Segment Start: Material supplied
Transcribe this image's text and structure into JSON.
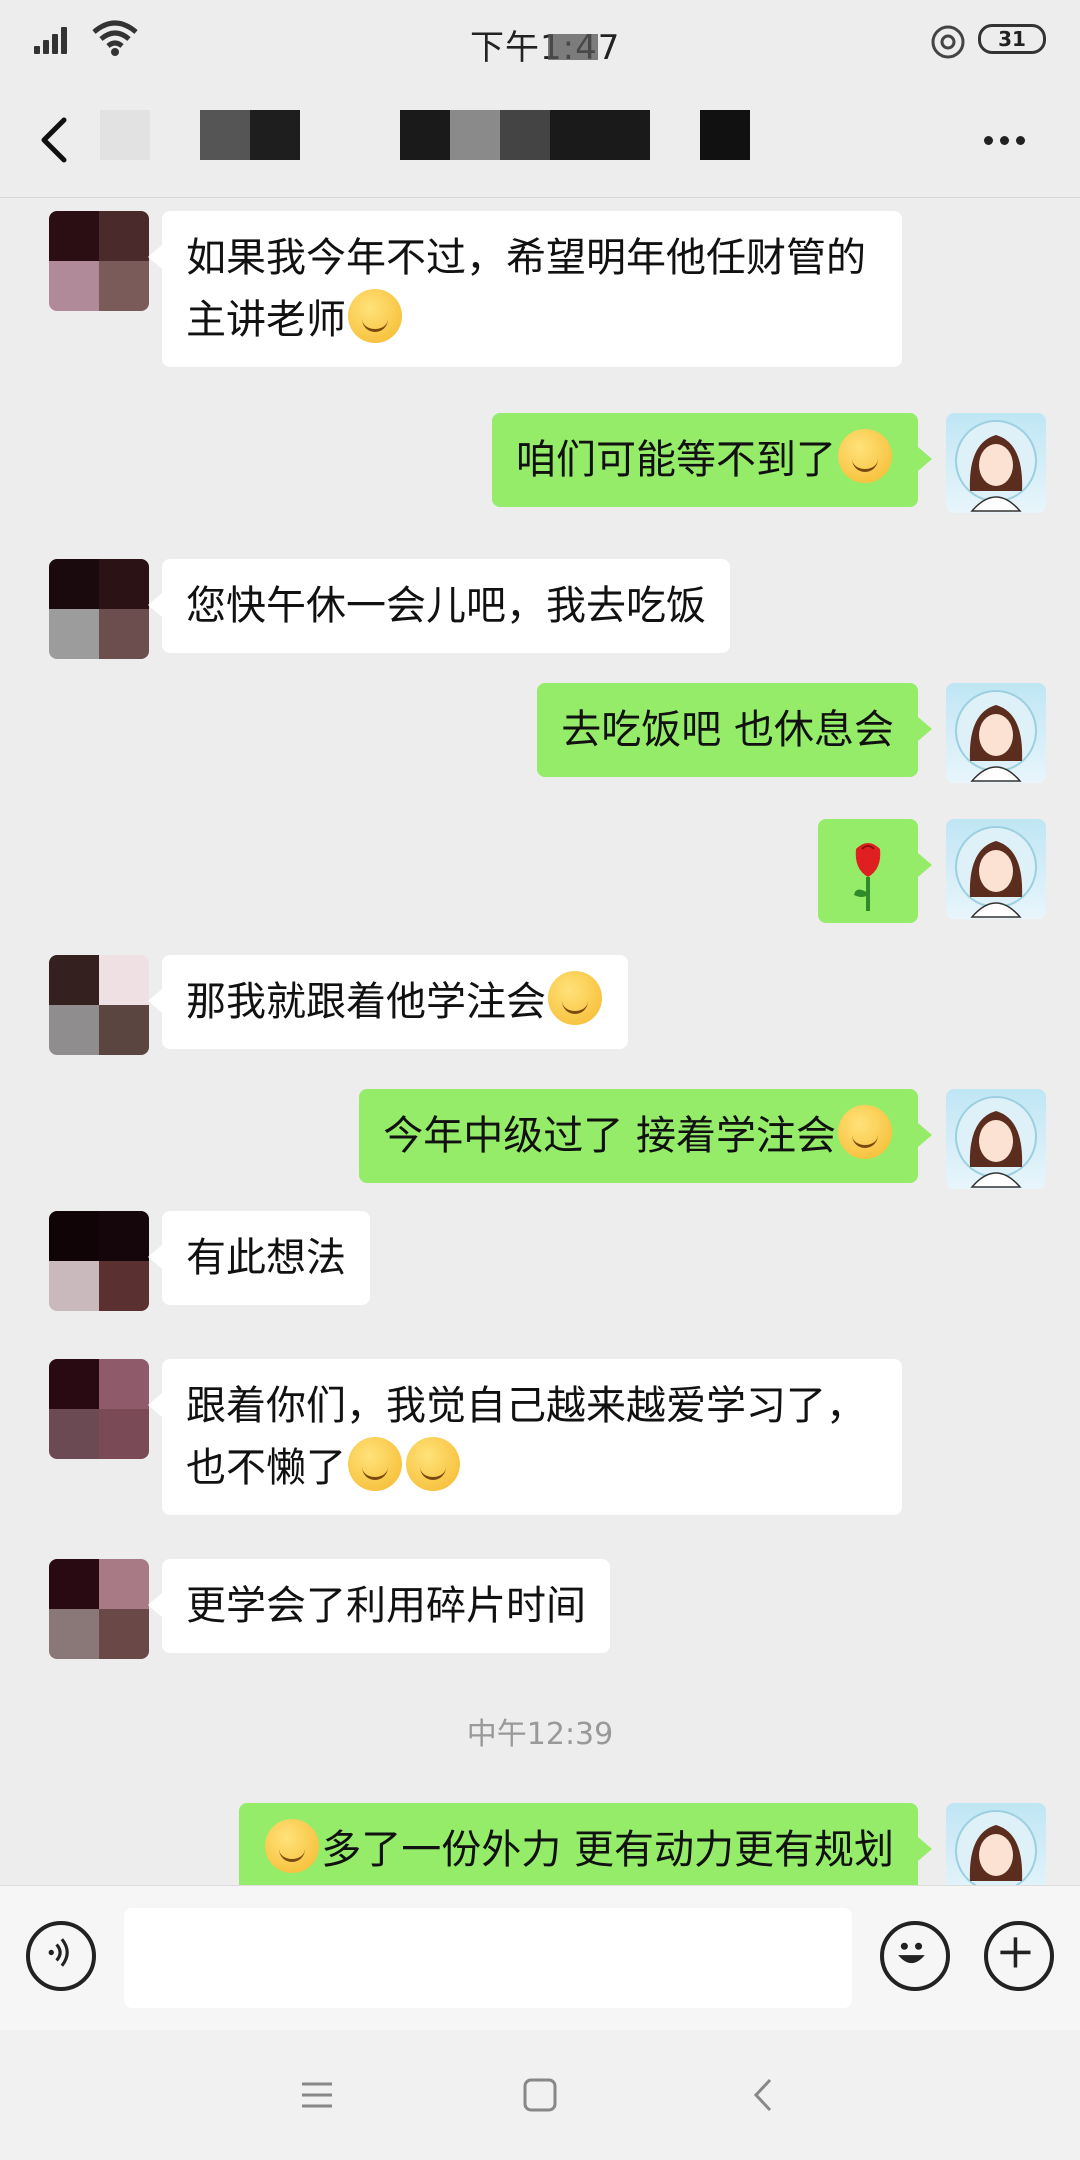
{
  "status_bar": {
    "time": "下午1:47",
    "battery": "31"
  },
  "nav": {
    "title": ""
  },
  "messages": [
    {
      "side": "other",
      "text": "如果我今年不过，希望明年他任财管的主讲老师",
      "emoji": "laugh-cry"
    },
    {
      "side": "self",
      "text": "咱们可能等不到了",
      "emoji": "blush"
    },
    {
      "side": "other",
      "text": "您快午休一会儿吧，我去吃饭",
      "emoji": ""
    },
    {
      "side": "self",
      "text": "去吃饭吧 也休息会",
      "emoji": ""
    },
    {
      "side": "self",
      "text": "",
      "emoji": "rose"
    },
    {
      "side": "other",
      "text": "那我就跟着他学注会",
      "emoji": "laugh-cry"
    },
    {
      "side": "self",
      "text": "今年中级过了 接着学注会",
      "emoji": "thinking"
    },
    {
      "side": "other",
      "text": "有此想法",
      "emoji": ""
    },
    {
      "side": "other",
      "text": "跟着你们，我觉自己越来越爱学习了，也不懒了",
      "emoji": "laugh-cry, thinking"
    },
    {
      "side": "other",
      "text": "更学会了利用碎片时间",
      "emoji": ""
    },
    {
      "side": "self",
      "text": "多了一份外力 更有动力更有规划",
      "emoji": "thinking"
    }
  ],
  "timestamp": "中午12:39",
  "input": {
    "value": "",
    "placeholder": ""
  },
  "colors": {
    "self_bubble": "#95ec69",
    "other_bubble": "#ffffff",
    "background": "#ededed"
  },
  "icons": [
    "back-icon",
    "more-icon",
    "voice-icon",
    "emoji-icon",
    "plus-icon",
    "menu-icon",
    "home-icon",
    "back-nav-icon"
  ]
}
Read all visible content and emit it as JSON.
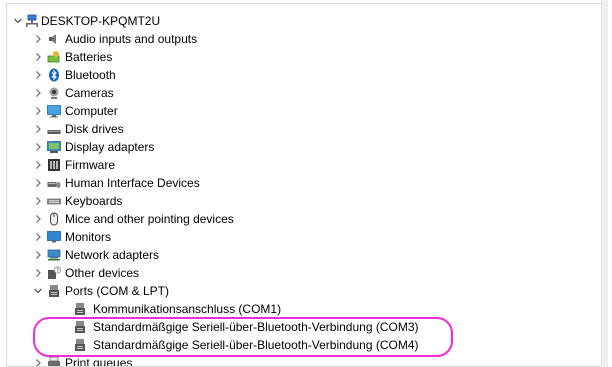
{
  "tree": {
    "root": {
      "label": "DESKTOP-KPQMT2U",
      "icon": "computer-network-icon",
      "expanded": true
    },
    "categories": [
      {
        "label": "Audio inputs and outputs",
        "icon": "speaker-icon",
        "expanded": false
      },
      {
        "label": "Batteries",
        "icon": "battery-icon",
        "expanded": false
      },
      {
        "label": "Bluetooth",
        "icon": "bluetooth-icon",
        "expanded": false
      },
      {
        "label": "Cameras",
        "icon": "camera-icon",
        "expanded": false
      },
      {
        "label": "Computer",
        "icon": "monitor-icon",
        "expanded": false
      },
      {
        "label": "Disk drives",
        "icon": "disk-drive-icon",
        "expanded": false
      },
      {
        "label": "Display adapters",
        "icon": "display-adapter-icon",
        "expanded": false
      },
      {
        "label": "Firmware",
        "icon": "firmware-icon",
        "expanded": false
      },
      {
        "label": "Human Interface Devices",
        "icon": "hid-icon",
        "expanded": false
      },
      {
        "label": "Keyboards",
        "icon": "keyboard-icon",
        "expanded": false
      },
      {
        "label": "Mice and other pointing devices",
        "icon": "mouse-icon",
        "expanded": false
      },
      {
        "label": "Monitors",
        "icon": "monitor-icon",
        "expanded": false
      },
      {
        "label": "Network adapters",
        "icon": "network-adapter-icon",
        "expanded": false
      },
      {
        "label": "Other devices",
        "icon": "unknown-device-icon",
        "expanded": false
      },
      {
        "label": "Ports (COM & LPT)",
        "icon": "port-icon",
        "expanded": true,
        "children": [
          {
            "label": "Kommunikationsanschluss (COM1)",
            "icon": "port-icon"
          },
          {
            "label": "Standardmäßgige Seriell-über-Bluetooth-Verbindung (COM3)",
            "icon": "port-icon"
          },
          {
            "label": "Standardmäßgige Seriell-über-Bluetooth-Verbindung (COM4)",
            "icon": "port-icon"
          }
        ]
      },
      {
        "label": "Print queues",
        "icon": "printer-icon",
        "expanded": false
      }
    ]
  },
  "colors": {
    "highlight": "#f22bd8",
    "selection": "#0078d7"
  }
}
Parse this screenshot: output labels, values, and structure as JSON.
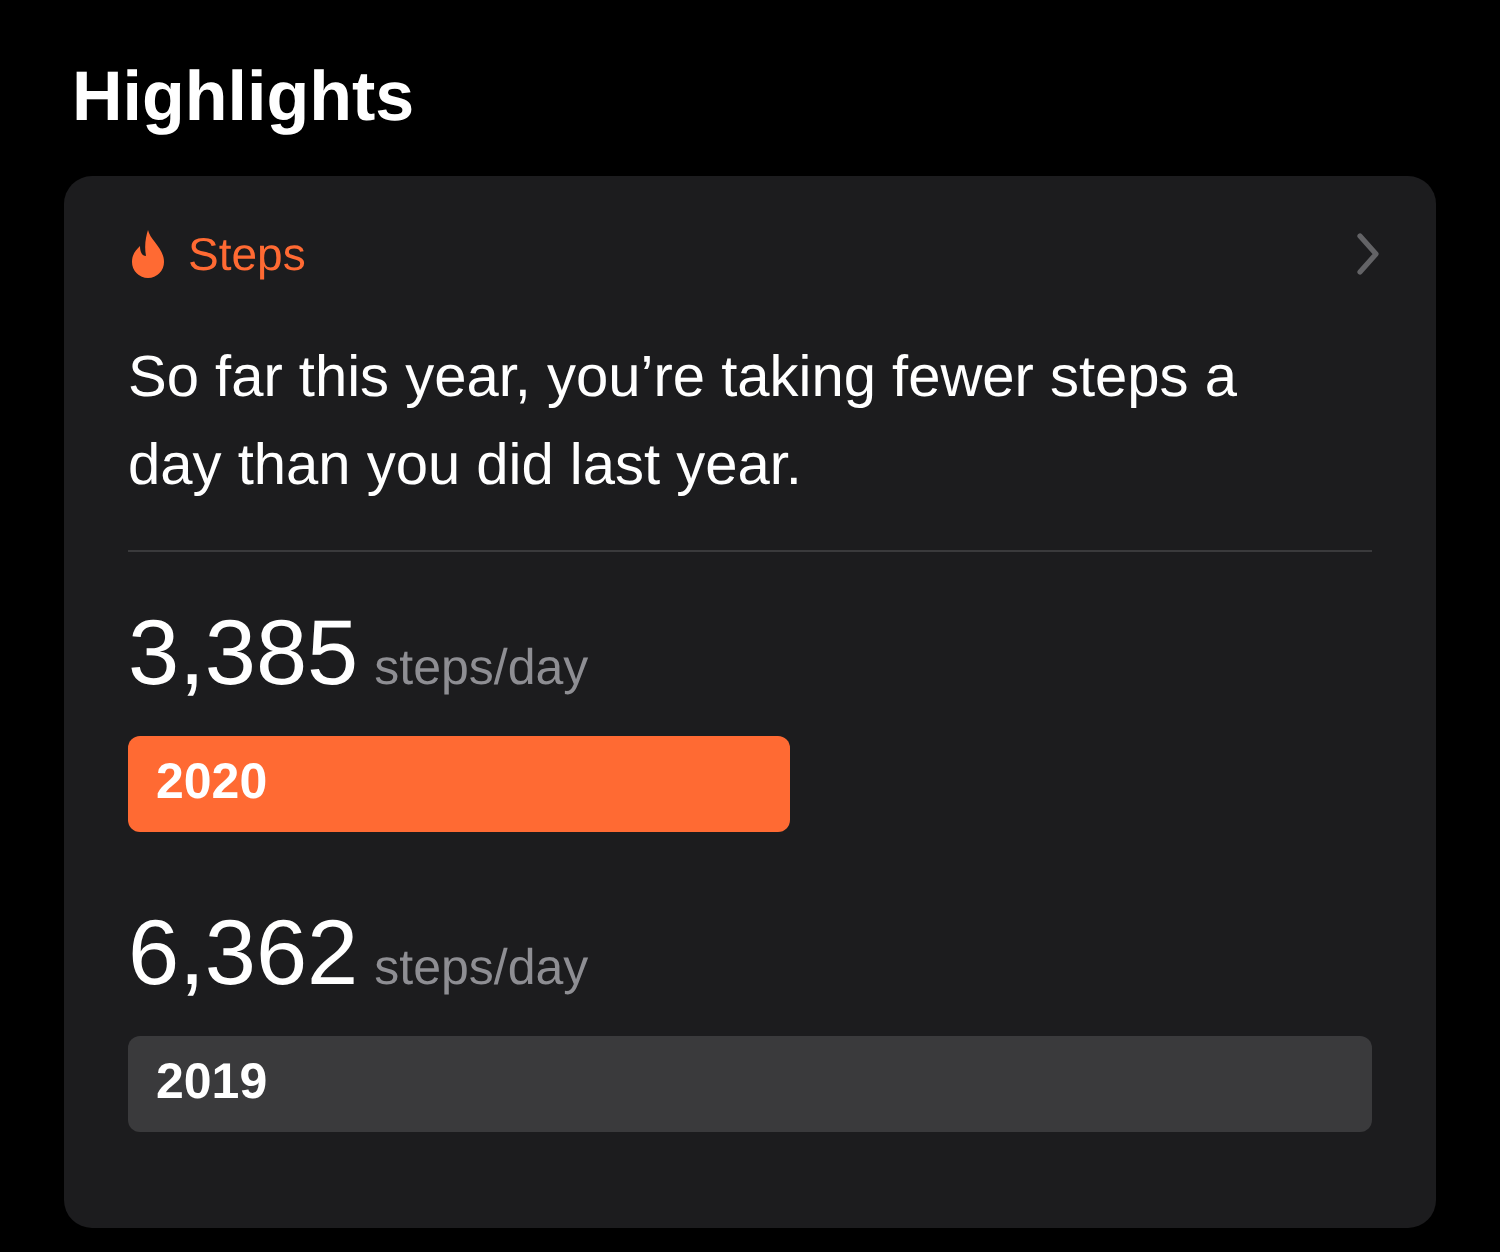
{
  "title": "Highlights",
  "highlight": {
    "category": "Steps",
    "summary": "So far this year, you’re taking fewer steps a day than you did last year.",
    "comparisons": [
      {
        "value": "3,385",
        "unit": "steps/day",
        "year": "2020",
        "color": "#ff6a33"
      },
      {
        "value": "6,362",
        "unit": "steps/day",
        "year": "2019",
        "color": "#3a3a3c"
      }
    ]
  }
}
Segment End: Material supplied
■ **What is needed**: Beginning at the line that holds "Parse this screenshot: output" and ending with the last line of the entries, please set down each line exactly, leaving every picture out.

■ **Your solution**:
Parse this screenshot: output labels, values, and structure as JSON.
{
  "title": "Highlights",
  "highlight": {
    "category": "Steps",
    "summary": "So far this year, you’re taking fewer steps a day than you did last year.",
    "comparisons": [
      {
        "value": "3,385",
        "unit": "steps/day",
        "year": "2020",
        "color": "#ff6a33"
      },
      {
        "value": "6,362",
        "unit": "steps/day",
        "year": "2019",
        "color": "#3a3a3c"
      }
    ]
  }
}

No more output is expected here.